Material supplied:
================

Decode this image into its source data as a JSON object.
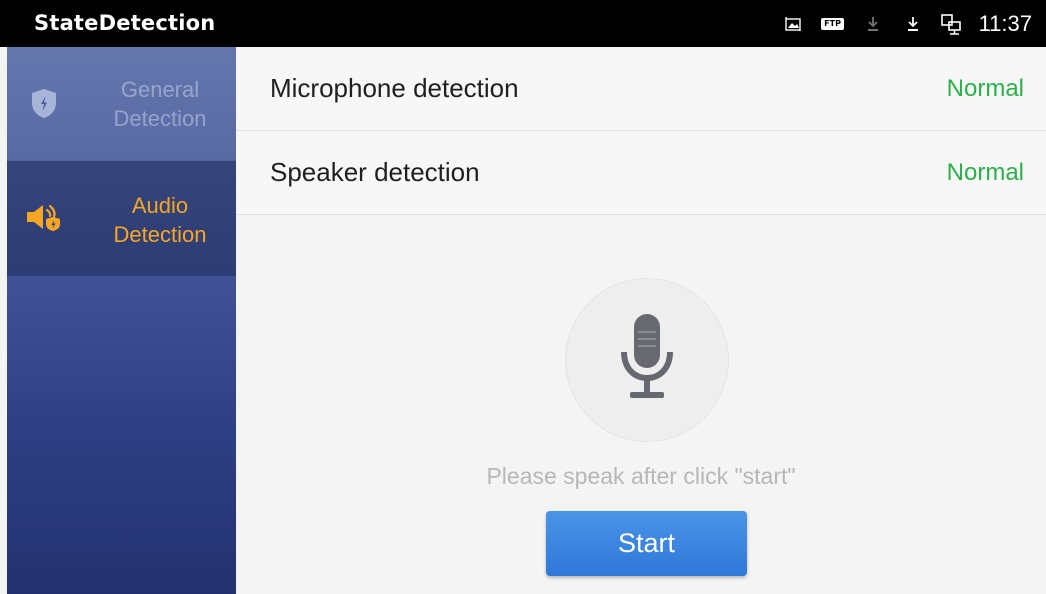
{
  "status_bar": {
    "app_title": "StateDetection",
    "icons": [
      "screenshot-icon",
      "ftp-icon",
      "download-icon",
      "download-icon",
      "ethernet-icon"
    ],
    "ftp_label": "FTP",
    "time": "11:37"
  },
  "sidebar": {
    "items": [
      {
        "label_line1": "General",
        "label_line2": "Detection",
        "icon": "shield-icon",
        "active": false
      },
      {
        "label_line1": "Audio",
        "label_line2": "Detection",
        "icon": "speaker-icon",
        "active": true
      }
    ]
  },
  "main": {
    "rows": [
      {
        "label": "Microphone detection",
        "status": "Normal"
      },
      {
        "label": "Speaker detection",
        "status": "Normal"
      }
    ],
    "mic_icon": "microphone-icon",
    "hint": "Please speak after click \"start\"",
    "start_label": "Start"
  },
  "colors": {
    "accent": "#f5a623",
    "status_ok": "#2bb04a",
    "button": "#3a86e0",
    "sidebar_top": "#5b6fa8",
    "sidebar_bottom": "#23316f"
  }
}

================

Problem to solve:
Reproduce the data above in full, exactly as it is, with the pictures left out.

Answer to the exercise:
Decode this image into its source data as a JSON object.
{
  "status_bar": {
    "app_title": "StateDetection",
    "icons": [
      "screenshot-icon",
      "ftp-icon",
      "download-icon",
      "download-icon",
      "ethernet-icon"
    ],
    "ftp_label": "FTP",
    "time": "11:37"
  },
  "sidebar": {
    "items": [
      {
        "label_line1": "General",
        "label_line2": "Detection",
        "icon": "shield-icon",
        "active": false
      },
      {
        "label_line1": "Audio",
        "label_line2": "Detection",
        "icon": "speaker-icon",
        "active": true
      }
    ]
  },
  "main": {
    "rows": [
      {
        "label": "Microphone detection",
        "status": "Normal"
      },
      {
        "label": "Speaker detection",
        "status": "Normal"
      }
    ],
    "mic_icon": "microphone-icon",
    "hint": "Please speak after click \"start\"",
    "start_label": "Start"
  },
  "colors": {
    "accent": "#f5a623",
    "status_ok": "#2bb04a",
    "button": "#3a86e0",
    "sidebar_top": "#5b6fa8",
    "sidebar_bottom": "#23316f"
  }
}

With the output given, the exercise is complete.